The system was very difficult to design because of the flat terrain and high water table. Several innovative solution’s were incorporated into the project to capture and treat the stormwater. We were adamant in our brief that the design wouldn’t require energy consuming transfer pumps and the system would be gravity driven. The stormwater was diverted from a 200 hectare residential suburb then gravity fed along 500 meters of pipe through a gross pollutant trap then into a sediment pond already full of water. Therefore the diversion pipework remains full of water at all times and it is only the height difference between the invert level of the diversion pit and the weir into the storage basin that pushes the water through. The water flows through a marshland of varying depths to capture more sediment and remove nutrients etc before flowing into a 5 ½ million litre open storage basin.

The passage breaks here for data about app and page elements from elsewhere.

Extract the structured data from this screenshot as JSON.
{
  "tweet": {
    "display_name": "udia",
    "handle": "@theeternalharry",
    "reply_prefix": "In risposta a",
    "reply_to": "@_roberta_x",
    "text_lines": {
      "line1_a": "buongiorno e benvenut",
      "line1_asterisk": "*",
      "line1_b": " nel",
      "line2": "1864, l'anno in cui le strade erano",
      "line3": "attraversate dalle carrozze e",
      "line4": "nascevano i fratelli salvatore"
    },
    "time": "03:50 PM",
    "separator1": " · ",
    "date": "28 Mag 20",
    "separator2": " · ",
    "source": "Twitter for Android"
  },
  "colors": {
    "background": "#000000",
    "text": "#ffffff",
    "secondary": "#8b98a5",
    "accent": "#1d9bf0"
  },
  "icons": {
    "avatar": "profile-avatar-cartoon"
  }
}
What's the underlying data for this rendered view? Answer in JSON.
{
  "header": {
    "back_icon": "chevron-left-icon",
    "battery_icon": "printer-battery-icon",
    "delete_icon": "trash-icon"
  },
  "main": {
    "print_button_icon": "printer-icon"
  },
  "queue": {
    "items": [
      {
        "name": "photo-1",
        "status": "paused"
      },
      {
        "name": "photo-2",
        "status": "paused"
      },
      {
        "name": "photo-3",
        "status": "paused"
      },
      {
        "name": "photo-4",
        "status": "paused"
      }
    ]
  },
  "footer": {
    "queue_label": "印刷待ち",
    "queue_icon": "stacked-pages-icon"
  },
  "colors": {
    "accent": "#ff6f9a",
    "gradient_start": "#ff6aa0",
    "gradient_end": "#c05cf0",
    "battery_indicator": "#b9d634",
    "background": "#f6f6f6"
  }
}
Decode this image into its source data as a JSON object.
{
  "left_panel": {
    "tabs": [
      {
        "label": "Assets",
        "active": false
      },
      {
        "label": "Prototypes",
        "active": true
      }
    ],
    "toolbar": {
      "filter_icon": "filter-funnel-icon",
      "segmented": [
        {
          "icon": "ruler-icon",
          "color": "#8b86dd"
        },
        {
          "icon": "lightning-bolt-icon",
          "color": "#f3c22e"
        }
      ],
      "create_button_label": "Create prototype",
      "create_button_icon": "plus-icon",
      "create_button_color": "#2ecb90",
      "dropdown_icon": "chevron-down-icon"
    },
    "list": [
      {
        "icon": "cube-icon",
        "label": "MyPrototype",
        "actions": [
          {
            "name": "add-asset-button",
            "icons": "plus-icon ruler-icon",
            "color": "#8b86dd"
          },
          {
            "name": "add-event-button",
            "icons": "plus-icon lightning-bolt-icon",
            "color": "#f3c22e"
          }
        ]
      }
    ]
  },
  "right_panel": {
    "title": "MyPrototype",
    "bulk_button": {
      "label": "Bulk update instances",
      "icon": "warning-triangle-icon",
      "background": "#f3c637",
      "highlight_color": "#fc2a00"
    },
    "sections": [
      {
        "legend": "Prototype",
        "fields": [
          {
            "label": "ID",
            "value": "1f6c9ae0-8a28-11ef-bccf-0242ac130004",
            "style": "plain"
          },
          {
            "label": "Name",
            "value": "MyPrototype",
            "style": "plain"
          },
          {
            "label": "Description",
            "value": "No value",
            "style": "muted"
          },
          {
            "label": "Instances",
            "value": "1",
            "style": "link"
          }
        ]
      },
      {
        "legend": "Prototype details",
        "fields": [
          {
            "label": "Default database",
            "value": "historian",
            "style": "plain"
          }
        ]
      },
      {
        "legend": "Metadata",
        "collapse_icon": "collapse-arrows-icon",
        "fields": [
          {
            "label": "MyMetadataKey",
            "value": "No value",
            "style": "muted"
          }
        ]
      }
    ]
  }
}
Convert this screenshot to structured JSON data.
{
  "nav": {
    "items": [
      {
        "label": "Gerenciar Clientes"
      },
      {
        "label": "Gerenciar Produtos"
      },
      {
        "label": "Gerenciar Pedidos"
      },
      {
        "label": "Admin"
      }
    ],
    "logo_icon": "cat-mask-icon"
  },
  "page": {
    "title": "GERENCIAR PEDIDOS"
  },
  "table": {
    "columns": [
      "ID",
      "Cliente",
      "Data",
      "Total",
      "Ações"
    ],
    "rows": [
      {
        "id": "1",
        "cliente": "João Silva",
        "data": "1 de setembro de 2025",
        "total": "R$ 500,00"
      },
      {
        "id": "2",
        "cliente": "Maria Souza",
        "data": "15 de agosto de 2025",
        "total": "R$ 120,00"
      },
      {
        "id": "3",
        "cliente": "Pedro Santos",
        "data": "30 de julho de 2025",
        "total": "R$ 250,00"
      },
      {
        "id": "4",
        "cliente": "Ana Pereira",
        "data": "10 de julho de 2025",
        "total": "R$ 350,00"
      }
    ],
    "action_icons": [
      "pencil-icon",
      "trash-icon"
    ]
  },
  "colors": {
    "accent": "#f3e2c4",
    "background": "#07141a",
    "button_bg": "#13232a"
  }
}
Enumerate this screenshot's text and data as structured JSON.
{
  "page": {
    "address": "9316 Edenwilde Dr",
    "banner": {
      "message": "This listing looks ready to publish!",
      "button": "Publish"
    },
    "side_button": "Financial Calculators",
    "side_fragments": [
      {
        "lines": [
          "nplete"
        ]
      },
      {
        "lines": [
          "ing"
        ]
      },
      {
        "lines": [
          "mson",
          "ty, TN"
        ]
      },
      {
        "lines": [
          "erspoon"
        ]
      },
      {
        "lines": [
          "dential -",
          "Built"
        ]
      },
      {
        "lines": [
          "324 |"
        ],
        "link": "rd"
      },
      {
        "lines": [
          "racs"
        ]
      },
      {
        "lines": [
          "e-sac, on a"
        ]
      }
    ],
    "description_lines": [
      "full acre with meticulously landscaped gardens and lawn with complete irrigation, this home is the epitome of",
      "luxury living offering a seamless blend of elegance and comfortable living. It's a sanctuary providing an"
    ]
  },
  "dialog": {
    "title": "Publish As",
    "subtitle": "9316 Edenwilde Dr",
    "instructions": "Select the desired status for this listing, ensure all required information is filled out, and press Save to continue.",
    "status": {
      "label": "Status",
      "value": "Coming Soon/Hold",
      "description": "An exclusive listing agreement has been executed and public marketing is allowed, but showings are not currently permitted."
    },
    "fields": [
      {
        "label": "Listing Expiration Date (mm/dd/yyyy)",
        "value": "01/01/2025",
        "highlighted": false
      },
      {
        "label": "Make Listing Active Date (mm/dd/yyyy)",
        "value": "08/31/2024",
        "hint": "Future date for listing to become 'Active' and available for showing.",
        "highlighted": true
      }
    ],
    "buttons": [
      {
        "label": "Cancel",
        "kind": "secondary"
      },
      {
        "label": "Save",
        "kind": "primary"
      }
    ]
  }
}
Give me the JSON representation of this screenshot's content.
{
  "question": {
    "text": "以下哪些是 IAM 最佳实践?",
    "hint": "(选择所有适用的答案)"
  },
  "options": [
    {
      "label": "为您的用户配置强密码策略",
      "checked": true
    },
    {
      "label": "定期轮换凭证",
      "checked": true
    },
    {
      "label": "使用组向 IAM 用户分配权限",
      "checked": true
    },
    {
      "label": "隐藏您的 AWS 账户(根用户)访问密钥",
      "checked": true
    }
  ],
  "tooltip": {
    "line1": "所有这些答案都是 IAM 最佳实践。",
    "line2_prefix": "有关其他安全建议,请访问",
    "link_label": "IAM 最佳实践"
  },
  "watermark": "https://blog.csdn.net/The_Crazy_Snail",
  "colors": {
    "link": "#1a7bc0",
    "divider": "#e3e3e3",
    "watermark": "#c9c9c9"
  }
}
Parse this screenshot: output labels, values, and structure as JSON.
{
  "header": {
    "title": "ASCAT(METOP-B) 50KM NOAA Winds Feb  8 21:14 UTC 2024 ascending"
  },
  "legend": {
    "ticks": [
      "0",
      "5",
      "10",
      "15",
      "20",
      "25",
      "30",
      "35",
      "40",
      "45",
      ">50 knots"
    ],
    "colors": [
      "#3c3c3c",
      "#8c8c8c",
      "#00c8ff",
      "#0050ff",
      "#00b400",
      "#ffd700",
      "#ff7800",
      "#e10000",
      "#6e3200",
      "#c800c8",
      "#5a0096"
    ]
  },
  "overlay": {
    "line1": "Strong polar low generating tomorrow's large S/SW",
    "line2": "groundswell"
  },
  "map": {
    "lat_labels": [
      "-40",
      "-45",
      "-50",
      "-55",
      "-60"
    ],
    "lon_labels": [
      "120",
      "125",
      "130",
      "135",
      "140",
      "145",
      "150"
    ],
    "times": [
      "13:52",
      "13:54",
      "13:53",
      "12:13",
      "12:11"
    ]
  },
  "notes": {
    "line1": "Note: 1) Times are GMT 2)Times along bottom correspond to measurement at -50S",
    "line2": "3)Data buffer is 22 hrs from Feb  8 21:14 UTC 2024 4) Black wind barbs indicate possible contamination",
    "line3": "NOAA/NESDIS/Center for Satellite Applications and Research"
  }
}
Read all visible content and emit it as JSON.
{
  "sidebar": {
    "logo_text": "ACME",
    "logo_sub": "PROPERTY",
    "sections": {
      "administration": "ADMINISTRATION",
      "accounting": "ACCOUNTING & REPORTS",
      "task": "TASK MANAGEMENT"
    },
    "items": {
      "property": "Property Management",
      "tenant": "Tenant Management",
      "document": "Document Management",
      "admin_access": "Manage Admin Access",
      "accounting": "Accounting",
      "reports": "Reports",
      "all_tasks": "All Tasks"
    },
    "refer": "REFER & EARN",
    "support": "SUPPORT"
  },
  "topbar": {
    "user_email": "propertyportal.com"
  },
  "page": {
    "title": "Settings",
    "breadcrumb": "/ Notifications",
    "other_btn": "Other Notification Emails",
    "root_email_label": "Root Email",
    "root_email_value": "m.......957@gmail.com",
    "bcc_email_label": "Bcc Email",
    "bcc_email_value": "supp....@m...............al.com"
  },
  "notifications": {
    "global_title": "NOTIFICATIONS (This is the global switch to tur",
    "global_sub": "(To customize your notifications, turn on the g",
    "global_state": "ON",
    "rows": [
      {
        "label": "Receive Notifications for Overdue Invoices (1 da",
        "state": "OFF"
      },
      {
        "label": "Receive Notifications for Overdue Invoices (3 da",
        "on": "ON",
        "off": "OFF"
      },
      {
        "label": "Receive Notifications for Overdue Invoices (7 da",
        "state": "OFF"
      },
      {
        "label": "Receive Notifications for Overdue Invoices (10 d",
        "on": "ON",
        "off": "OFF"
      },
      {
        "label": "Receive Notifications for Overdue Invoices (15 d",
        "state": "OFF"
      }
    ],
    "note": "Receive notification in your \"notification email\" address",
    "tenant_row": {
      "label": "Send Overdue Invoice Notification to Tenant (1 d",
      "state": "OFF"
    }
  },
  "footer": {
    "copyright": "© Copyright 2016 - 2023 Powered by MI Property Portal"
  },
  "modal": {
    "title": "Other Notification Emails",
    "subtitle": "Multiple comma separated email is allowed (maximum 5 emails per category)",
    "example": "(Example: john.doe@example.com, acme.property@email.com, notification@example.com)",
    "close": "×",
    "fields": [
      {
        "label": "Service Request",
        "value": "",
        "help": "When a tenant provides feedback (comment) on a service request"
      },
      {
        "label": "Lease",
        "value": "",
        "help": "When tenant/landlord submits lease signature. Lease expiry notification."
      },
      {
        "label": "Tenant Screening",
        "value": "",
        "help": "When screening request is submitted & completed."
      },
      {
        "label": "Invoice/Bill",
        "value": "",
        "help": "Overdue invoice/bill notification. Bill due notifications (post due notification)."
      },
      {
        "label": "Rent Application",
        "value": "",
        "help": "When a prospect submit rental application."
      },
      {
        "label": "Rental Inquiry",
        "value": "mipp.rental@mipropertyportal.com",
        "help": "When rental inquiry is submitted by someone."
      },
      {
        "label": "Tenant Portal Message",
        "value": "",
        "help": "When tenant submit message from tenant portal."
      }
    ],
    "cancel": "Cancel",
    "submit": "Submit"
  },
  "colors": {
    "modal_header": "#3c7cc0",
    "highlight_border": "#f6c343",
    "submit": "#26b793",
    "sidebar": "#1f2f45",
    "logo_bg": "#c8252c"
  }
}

The previous site was covered with noxious weeds adding very little biodiversity value to the area. We planted 30,000 wetland plants propagated offsite from indigenous seed and genetic remnant vegetation growing within 30km of Grinter Reserve.
We were forced to be innovative with the spoil generated from the excavation as we didn’t have budget to cart it offsite to landfill. An unused, rough area adjacent was used to create a flat pad shaped as a competition standard soccer field. Other spoil was used to build a spectator mound along one side of the proposed soccer field that could stand hundreds of people if needed. It has been discussed that the proposed soccer field site could also hold an entertainment stage or circus and the adjacent mound used to hold the spectators.
This iconic project has created many new working relationships for Council simply because it hasn’t been done before on this scale. The project has enabled departments who wouldn’t normally require close liaison to work closely together to obtain the best outcome. Four different departments will be involved in maintaining the asset including Parks, Irrigation, Environment and Drainage Works.
The total project cost was $860,000 which incorporates 10% design and investigation and the remaining construction. The project’s inception was in 2008 as a concept idea and was commissioned and handed over in August 2010. A payback analysis has been undertaken with this project using the cost of mains water saved which highlights that after 13 years the capital outlay for the project will be completely paid for. Financially this project is attractive but most importantly the prime objective of drought proofing Grinter Reserve and conserving mains drinking water for better purposes has been met. Participation by the hundreds of user’s of Grinter Reserve will not be restricted by the drought again which we anticipate will attract more active sport participants. The reserve has even been transformed visually which will improve passive recreation for those interested in the aesthetic appeal of the wetland or the value of the flora and fauna.